| Work required |
Give again the line that contains "Extract the structured", plus every line after it to the end of the records, unchanged.

| Entries from a dataset of interfaces |
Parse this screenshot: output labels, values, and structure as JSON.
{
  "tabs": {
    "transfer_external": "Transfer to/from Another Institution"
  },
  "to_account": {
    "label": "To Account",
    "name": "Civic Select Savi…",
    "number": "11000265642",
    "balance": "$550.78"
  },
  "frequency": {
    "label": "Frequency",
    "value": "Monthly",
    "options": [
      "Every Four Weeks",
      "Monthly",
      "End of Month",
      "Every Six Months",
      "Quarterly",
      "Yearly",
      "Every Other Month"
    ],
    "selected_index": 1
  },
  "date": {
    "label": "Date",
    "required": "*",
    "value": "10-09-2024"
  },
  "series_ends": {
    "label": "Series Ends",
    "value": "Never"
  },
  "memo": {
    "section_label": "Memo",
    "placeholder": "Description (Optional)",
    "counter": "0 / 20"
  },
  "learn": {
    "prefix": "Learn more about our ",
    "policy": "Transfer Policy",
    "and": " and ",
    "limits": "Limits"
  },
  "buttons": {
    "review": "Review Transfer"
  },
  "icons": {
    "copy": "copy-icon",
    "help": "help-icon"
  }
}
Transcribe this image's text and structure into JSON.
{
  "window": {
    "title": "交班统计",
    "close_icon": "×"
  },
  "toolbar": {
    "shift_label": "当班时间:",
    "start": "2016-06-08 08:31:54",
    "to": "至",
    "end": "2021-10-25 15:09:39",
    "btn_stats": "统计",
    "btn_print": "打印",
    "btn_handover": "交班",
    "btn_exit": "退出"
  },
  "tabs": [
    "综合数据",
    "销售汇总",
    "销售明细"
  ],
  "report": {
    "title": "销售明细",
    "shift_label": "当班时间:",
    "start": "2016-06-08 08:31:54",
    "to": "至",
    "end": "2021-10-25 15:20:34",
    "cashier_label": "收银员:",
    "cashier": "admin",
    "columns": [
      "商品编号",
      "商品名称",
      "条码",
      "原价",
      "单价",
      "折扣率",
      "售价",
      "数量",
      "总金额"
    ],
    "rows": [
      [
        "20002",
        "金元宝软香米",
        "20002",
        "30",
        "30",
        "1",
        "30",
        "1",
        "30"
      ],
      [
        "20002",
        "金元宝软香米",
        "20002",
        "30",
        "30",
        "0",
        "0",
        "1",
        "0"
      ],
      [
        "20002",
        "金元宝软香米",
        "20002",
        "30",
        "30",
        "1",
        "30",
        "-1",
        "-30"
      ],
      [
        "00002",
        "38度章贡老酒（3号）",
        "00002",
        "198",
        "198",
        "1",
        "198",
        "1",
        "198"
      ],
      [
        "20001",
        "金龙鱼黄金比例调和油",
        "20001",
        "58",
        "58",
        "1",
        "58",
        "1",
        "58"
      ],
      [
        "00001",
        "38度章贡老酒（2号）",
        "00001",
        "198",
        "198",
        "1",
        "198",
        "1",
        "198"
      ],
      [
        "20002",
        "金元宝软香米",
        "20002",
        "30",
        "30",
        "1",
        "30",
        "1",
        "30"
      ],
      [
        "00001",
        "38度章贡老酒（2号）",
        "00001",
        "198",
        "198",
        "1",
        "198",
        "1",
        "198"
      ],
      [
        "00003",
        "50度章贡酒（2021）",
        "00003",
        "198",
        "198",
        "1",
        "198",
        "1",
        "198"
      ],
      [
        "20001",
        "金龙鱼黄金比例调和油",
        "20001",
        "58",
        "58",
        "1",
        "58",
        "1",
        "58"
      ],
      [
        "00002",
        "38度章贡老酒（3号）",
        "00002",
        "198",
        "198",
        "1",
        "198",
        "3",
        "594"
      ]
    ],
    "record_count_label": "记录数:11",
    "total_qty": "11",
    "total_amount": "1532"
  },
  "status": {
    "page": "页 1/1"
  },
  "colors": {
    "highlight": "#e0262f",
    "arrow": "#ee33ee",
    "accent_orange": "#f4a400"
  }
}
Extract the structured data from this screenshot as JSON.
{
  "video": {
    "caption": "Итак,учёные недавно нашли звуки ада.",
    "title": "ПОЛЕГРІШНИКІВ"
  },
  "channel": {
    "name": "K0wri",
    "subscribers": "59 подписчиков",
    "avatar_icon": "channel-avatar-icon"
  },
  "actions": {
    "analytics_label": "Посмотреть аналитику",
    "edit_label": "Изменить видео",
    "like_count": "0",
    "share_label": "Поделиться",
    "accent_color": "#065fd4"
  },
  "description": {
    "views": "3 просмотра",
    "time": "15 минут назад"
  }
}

| Task result |
Extract the structured data from this screenshot as JSON.
{
  "video": {
    "caption": "Итак,учёные недавно нашли звуки ада.",
    "title": "ПОЛЕГРІШНИКІВ"
  },
  "channel": {
    "name": "K0wri",
    "subscribers": "59 подписчиков",
    "avatar_icon": "channel-avatar-icon"
  },
  "actions": {
    "analytics_label": "Посмотреть аналитику",
    "edit_label": "Изменить видео",
    "like_count": "0",
    "share_label": "Поделиться",
    "accent_color": "#065fd4"
  },
  "description": {
    "views": "3 просмотра",
    "time": "15 минут назад"
  }
}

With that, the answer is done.